-- TASK DESCRIPTION --
Please retype only the lines below that run from the one containing "Serialize everything readable" through the last line, both included, without altering a word.

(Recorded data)

· · ·

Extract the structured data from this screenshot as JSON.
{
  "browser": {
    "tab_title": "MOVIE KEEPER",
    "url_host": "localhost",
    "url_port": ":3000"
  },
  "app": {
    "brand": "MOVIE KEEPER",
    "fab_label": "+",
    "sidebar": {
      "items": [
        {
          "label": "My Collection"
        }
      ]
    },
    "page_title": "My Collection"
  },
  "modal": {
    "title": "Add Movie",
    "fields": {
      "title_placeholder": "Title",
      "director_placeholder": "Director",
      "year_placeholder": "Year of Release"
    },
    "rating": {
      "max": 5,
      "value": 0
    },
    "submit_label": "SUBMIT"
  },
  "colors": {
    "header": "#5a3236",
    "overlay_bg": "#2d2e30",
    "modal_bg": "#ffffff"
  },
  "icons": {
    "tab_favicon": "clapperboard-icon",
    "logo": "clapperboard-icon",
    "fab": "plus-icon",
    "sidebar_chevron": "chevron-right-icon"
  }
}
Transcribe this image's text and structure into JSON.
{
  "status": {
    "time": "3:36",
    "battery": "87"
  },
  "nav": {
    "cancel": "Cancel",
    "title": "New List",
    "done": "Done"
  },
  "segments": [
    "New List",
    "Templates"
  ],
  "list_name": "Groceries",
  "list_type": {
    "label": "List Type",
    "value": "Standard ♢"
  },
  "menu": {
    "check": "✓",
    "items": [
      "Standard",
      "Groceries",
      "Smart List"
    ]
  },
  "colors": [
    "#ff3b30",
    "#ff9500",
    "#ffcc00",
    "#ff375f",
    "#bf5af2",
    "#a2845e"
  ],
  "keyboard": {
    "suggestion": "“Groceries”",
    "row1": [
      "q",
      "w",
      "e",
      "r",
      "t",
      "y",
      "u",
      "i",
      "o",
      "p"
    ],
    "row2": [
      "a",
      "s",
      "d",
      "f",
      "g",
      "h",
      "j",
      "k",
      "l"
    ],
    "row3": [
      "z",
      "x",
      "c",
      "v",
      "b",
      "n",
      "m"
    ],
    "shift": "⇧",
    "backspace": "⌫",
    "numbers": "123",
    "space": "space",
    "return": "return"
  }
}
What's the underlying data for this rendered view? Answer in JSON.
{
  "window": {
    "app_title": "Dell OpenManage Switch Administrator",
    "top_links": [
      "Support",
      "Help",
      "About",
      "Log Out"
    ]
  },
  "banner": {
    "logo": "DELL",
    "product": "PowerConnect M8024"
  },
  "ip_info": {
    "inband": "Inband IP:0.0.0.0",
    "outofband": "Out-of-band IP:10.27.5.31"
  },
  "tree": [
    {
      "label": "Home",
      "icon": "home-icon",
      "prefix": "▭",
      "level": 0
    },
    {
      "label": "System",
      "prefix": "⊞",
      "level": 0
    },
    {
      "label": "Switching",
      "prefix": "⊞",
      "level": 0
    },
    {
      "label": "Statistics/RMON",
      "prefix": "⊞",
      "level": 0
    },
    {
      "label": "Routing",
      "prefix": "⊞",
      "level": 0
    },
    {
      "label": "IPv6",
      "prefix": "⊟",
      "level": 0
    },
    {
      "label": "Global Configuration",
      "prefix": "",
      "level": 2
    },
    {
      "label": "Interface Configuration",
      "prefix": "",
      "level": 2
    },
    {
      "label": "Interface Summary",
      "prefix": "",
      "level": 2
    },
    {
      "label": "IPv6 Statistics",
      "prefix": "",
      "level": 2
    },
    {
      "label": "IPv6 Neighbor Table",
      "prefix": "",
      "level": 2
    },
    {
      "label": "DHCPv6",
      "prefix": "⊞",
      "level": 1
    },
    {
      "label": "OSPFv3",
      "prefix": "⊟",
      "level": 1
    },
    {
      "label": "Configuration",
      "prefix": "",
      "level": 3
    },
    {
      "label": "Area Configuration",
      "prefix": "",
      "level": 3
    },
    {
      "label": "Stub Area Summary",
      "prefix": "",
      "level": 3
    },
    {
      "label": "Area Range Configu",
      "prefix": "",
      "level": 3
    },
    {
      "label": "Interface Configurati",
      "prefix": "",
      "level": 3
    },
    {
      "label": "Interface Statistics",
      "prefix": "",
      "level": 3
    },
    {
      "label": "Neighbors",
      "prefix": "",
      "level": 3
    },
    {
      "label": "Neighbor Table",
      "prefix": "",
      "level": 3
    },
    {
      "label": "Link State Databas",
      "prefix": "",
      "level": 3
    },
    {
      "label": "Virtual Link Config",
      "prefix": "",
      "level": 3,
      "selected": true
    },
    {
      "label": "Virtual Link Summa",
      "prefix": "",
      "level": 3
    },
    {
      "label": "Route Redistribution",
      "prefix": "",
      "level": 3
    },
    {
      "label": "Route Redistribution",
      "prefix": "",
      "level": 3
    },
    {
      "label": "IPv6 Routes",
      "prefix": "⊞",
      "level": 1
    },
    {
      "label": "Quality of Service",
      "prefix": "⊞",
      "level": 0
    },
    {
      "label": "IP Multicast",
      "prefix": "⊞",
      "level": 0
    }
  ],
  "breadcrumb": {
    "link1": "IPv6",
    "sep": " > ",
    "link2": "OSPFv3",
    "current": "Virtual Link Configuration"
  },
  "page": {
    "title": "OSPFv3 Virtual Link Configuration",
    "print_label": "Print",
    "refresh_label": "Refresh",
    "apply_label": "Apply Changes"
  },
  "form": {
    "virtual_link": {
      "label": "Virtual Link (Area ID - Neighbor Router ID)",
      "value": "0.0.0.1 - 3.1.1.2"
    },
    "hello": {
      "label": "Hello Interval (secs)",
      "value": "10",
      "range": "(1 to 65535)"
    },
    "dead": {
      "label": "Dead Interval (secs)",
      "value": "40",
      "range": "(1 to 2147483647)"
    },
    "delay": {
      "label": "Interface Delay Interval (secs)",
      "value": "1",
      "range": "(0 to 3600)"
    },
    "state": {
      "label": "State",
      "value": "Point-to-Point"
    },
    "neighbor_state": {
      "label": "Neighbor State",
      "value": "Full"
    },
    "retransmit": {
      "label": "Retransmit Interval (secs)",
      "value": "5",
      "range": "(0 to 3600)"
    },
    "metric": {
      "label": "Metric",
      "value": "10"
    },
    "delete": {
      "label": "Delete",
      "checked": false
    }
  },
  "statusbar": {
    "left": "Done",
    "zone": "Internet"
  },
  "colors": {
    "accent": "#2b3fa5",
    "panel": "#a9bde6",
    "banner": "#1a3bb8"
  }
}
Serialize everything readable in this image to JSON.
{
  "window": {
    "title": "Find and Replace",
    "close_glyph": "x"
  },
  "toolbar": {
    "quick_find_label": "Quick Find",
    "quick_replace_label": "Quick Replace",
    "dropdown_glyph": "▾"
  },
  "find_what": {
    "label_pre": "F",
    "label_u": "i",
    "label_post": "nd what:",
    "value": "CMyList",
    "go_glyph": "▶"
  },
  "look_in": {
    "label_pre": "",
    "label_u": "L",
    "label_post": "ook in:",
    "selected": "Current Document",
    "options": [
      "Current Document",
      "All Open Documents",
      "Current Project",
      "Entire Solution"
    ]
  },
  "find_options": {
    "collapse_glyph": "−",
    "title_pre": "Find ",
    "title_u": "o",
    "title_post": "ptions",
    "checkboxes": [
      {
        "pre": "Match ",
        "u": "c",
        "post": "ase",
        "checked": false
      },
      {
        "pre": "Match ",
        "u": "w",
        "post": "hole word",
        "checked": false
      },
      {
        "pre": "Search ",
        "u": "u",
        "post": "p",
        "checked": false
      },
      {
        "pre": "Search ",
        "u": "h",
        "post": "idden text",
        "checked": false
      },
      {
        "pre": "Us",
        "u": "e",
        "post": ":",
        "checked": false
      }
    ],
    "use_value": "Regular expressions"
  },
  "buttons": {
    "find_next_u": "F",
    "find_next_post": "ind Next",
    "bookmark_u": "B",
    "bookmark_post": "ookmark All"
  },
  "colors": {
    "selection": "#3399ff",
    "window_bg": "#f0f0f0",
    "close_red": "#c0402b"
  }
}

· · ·

-- ANSWER TO THE PROBLEM --
Serialize everything readable in this image to JSON.
{
  "window": {
    "title": "Find and Replace",
    "close_glyph": "x"
  },
  "toolbar": {
    "quick_find_label": "Quick Find",
    "quick_replace_label": "Quick Replace",
    "dropdown_glyph": "▾"
  },
  "find_what": {
    "label_pre": "F",
    "label_u": "i",
    "label_post": "nd what:",
    "value": "CMyList",
    "go_glyph": "▶"
  },
  "look_in": {
    "label_pre": "",
    "label_u": "L",
    "label_post": "ook in:",
    "selected": "Current Document",
    "options": [
      "Current Document",
      "All Open Documents",
      "Current Project",
      "Entire Solution"
    ]
  },
  "find_options": {
    "collapse_glyph": "−",
    "title_pre": "Find ",
    "title_u": "o",
    "title_post": "ptions",
    "checkboxes": [
      {
        "pre": "Match ",
        "u": "c",
        "post": "ase",
        "checked": false
      },
      {
        "pre": "Match ",
        "u": "w",
        "post": "hole word",
        "checked": false
      },
      {
        "pre": "Search ",
        "u": "u",
        "post": "p",
        "checked": false
      },
      {
        "pre": "Search ",
        "u": "h",
        "post": "idden text",
        "checked": false
      },
      {
        "pre": "Us",
        "u": "e",
        "post": ":",
        "checked": false
      }
    ],
    "use_value": "Regular expressions"
  },
  "buttons": {
    "find_next_u": "F",
    "find_next_post": "ind Next",
    "bookmark_u": "B",
    "bookmark_post": "ookmark All"
  },
  "colors": {
    "selection": "#3399ff",
    "window_bg": "#f0f0f0",
    "close_red": "#c0402b"
  }
}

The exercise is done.